§ **Exercise**
A faithful copy is needed. Set down all of the data below exactly.

=== Begin Enclosure ===

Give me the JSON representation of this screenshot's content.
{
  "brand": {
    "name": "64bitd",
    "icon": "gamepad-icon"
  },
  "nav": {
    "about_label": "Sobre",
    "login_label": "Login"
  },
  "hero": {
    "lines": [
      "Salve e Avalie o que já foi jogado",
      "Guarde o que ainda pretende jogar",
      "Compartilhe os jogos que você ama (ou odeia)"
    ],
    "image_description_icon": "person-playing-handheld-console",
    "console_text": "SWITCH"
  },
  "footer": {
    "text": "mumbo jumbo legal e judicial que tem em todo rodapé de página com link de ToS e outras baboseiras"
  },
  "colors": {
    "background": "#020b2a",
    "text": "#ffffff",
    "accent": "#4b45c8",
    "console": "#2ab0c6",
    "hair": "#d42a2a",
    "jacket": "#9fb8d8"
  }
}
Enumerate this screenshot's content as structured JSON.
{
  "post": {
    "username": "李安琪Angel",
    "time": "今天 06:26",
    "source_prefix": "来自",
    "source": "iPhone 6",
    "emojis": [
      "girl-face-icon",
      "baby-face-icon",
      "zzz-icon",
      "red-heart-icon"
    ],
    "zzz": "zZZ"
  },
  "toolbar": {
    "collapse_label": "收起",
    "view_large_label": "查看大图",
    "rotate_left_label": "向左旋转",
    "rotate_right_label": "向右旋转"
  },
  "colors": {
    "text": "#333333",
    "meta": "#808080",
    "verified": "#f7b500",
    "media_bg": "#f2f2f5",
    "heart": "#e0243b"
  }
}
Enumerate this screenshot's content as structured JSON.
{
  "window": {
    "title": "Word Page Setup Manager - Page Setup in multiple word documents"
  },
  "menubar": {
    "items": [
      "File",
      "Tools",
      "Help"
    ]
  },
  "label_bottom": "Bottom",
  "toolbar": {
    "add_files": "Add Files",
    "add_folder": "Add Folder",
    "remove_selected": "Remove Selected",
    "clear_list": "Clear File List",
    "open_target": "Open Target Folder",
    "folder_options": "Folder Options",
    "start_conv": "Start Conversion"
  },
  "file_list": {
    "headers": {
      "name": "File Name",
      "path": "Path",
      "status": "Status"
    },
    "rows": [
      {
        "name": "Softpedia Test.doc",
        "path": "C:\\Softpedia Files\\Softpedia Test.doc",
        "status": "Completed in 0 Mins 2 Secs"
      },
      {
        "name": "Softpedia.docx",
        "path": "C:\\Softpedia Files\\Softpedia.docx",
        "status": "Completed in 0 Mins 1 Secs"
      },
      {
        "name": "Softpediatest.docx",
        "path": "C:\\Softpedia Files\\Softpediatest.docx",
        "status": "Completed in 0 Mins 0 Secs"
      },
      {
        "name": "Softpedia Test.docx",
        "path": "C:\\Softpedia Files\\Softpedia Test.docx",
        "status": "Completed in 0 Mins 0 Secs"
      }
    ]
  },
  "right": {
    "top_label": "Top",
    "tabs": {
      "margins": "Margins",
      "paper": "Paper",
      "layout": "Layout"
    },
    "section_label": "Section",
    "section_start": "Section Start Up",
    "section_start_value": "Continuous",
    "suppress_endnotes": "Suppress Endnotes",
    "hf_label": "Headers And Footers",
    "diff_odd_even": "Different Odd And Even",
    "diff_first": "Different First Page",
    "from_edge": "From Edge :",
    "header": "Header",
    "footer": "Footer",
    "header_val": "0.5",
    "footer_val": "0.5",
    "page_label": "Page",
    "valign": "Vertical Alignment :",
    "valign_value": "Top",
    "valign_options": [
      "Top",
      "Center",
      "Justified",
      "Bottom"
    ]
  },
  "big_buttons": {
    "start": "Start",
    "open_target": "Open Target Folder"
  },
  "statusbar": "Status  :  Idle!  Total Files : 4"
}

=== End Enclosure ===

§ **Task response**
Give me the JSON representation of this screenshot's content.
{
  "brand": {
    "name": "64bitd",
    "icon": "gamepad-icon"
  },
  "nav": {
    "about_label": "Sobre",
    "login_label": "Login"
  },
  "hero": {
    "lines": [
      "Salve e Avalie o que já foi jogado",
      "Guarde o que ainda pretende jogar",
      "Compartilhe os jogos que você ama (ou odeia)"
    ],
    "image_description_icon": "person-playing-handheld-console",
    "console_text": "SWITCH"
  },
  "footer": {
    "text": "mumbo jumbo legal e judicial que tem em todo rodapé de página com link de ToS e outras baboseiras"
  },
  "colors": {
    "background": "#020b2a",
    "text": "#ffffff",
    "accent": "#4b45c8",
    "console": "#2ab0c6",
    "hair": "#d42a2a",
    "jacket": "#9fb8d8"
  }
}
Enumerate this screenshot's content as structured JSON.
{
  "post": {
    "username": "李安琪Angel",
    "time": "今天 06:26",
    "source_prefix": "来自",
    "source": "iPhone 6",
    "emojis": [
      "girl-face-icon",
      "baby-face-icon",
      "zzz-icon",
      "red-heart-icon"
    ],
    "zzz": "zZZ"
  },
  "toolbar": {
    "collapse_label": "收起",
    "view_large_label": "查看大图",
    "rotate_left_label": "向左旋转",
    "rotate_right_label": "向右旋转"
  },
  "colors": {
    "text": "#333333",
    "meta": "#808080",
    "verified": "#f7b500",
    "media_bg": "#f2f2f5",
    "heart": "#e0243b"
  }
}
Enumerate this screenshot's content as structured JSON.
{
  "window": {
    "title": "Word Page Setup Manager - Page Setup in multiple word documents"
  },
  "menubar": {
    "items": [
      "File",
      "Tools",
      "Help"
    ]
  },
  "label_bottom": "Bottom",
  "toolbar": {
    "add_files": "Add Files",
    "add_folder": "Add Folder",
    "remove_selected": "Remove Selected",
    "clear_list": "Clear File List",
    "open_target": "Open Target Folder",
    "folder_options": "Folder Options",
    "start_conv": "Start Conversion"
  },
  "file_list": {
    "headers": {
      "name": "File Name",
      "path": "Path",
      "status": "Status"
    },
    "rows": [
      {
        "name": "Softpedia Test.doc",
        "path": "C:\\Softpedia Files\\Softpedia Test.doc",
        "status": "Completed in 0 Mins 2 Secs"
      },
      {
        "name": "Softpedia.docx",
        "path": "C:\\Softpedia Files\\Softpedia.docx",
        "status": "Completed in 0 Mins 1 Secs"
      },
      {
        "name": "Softpediatest.docx",
        "path": "C:\\Softpedia Files\\Softpediatest.docx",
        "status": "Completed in 0 Mins 0 Secs"
      },
      {
        "name": "Softpedia Test.docx",
        "path": "C:\\Softpedia Files\\Softpedia Test.docx",
        "status": "Completed in 0 Mins 0 Secs"
      }
    ]
  },
  "right": {
    "top_label": "Top",
    "tabs": {
      "margins": "Margins",
      "paper": "Paper",
      "layout": "Layout"
    },
    "section_label": "Section",
    "section_start": "Section Start Up",
    "section_start_value": "Continuous",
    "suppress_endnotes": "Suppress Endnotes",
    "hf_label": "Headers And Footers",
    "diff_odd_even": "Different Odd And Even",
    "diff_first": "Different First Page",
    "from_edge": "From Edge :",
    "header": "Header",
    "footer": "Footer",
    "header_val": "0.5",
    "footer_val": "0.5",
    "page_label": "Page",
    "valign": "Vertical Alignment :",
    "valign_value": "Top",
    "valign_options": [
      "Top",
      "Center",
      "Justified",
      "Bottom"
    ]
  },
  "big_buttons": {
    "start": "Start",
    "open_target": "Open Target Folder"
  },
  "statusbar": "Status  :  Idle!  Total Files : 4"
}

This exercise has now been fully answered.